You’ve tracked down a coveted bottle of your favorite craft beer. But what’s the best way to enjoy it at home? We asked Anders Kindall, buyer and certified beer server at Pangaea Bier Cafe, to demonstrate how to pour a proper beer.
“The perfect pour always starts with the perfect glass,” explains Kindall, who is in the process of earning his cicerone certification. Serious bars serve beer in glassware specific to the style of the brew. Because it’s impractical to store a wide variety of glassware at home, however, Kindall suggests two glasses that will cover most situations: a nonic pint glass, the type typically used in an English pub, for most Pilsners, lagers, IPAs and red, brown or amber ales; and a tulip glass or snifter, which is appropriate for dark ales, stouts, lambics and quads. Whatever you do, “never use a shaker pint glass; they’re not for serving beer,” insists Kindall.
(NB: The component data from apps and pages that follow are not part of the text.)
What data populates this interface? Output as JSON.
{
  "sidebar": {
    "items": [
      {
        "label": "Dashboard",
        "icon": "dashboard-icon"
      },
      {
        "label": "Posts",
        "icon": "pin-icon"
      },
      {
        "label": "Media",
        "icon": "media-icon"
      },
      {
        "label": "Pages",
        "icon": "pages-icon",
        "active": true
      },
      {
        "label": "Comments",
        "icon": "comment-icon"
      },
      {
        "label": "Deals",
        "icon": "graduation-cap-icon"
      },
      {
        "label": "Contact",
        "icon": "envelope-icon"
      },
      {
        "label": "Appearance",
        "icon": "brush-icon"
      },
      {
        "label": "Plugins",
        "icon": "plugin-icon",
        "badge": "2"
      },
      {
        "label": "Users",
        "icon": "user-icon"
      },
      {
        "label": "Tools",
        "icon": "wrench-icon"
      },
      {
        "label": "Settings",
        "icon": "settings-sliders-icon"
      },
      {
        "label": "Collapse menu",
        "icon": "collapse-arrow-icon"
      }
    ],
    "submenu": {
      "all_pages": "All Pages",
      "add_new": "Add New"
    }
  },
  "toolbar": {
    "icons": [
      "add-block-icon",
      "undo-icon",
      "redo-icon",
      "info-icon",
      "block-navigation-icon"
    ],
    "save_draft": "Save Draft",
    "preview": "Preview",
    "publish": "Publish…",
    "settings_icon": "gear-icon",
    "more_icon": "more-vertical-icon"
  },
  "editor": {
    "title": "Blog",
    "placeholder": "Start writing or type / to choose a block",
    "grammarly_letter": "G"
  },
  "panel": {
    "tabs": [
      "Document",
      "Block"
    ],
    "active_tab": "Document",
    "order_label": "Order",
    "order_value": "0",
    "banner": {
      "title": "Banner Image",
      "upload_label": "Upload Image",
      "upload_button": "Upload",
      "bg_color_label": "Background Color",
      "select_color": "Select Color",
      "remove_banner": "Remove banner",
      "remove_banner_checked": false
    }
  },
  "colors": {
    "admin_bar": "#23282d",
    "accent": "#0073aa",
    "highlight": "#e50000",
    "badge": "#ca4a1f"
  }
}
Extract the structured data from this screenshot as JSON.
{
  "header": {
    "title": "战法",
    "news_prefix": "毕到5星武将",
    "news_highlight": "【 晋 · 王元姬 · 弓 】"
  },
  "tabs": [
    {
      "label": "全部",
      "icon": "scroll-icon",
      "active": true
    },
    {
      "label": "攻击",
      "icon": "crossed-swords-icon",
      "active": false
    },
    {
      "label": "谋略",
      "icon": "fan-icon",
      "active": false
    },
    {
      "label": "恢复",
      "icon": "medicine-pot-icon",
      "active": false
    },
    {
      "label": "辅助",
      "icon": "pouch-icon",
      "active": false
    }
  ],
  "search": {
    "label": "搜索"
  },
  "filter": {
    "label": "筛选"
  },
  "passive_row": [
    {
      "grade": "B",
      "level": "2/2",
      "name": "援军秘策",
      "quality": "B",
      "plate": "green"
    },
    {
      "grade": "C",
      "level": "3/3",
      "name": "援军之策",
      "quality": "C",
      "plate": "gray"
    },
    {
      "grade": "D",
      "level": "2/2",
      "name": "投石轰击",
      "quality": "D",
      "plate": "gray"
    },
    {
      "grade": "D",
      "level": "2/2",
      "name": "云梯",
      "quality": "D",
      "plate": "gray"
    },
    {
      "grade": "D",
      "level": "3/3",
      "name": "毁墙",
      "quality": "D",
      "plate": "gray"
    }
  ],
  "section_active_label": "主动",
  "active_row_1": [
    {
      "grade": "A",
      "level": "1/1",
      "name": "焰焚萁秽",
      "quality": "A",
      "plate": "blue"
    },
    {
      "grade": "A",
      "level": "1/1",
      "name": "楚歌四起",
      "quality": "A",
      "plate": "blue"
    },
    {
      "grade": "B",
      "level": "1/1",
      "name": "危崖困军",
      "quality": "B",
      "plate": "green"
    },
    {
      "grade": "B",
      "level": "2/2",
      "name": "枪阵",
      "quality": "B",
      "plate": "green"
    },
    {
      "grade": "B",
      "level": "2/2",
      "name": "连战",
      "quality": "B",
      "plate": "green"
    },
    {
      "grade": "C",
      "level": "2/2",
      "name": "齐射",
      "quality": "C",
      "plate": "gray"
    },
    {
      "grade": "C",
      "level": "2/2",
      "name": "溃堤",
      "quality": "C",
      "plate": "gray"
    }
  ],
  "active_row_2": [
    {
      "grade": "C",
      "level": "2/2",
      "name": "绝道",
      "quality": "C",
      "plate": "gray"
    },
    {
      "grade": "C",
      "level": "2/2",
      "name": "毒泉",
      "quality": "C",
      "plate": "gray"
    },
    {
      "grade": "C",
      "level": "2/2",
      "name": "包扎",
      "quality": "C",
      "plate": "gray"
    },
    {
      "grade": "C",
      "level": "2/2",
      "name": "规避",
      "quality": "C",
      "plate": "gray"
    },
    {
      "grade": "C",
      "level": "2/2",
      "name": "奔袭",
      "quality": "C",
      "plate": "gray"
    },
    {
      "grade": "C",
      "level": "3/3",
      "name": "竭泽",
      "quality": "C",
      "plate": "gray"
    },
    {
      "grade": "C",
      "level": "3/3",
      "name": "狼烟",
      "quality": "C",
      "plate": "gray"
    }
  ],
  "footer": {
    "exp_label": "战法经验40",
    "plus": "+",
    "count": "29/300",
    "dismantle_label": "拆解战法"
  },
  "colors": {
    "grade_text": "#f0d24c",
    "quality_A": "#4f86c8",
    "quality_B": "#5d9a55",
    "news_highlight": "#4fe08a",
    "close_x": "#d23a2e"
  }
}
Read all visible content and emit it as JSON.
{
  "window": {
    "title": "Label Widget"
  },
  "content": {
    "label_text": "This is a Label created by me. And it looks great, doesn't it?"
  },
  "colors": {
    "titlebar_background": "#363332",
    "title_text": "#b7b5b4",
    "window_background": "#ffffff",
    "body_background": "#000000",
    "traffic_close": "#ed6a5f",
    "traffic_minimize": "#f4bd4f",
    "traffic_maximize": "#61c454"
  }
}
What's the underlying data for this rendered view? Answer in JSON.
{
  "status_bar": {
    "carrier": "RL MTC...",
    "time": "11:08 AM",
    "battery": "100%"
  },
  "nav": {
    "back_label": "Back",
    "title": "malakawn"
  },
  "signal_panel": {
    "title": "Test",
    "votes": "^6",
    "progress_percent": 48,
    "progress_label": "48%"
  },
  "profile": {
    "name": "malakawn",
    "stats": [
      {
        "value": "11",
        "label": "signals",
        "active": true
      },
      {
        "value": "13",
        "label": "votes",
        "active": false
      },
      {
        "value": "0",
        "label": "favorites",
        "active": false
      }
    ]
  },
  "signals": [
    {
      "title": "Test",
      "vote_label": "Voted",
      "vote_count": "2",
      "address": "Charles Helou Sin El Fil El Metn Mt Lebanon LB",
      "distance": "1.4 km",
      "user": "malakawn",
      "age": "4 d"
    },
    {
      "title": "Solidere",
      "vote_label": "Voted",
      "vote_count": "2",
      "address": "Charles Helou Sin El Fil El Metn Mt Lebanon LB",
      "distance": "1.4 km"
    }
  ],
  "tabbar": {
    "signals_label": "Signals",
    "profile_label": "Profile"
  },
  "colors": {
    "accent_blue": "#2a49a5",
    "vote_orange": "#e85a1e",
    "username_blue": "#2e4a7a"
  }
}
Starting with a “beer-clean” glass that’s free of residue of any kind is essential, says Kindall. Impurities can cause bubbles to cling to the inside of the glass, “which can affect the flavor and aroma of the beer.” That’s why Kindall always gives the glass a quick rinse before a pour. Also, “the whole frosted-glass thing is verboten,” he explains. “The condensation on a frosty glass will water down the beer and dilute the flavor.”
Whether you’re pouring from a tap or from a bottle, place the glass at a 45-degree angle and allow the beer to cascade down the side of the glass, slowly tipping it upright as you go. “If the carbonation is lively and it starts foaming right away, just let it sit” before continuing with the pour, advises Kindall. “If you pour beer right into foam, it just makes more foam.” A im for a head of foam that’s about as wide as your index finger. Because a vigorous pour can result in a flat beer, patience is key. “Behind the bar, I stress patience with all the bartenders,” says Kindall. “We want to give customers the perfect pour, and it takes time to do that. “
The final word
Kindall, a self-professed beer fanatic but certainly no snob, believes there’s a beer for every occasion, adding that it’s permissible to bypass the pour altogether. “If you’re coming home and want to enjoy a beer, it’s perfectly acceptable to just drink it out of the can.” Drinking from the can is akin to eating from a paper plate—it’s not fancy, but it gets the job done. But for an elevated experience, a proper pour is in order. “So much time and effort and love have been put into this beer. Why wouldn’t you want to enjoy it that way?”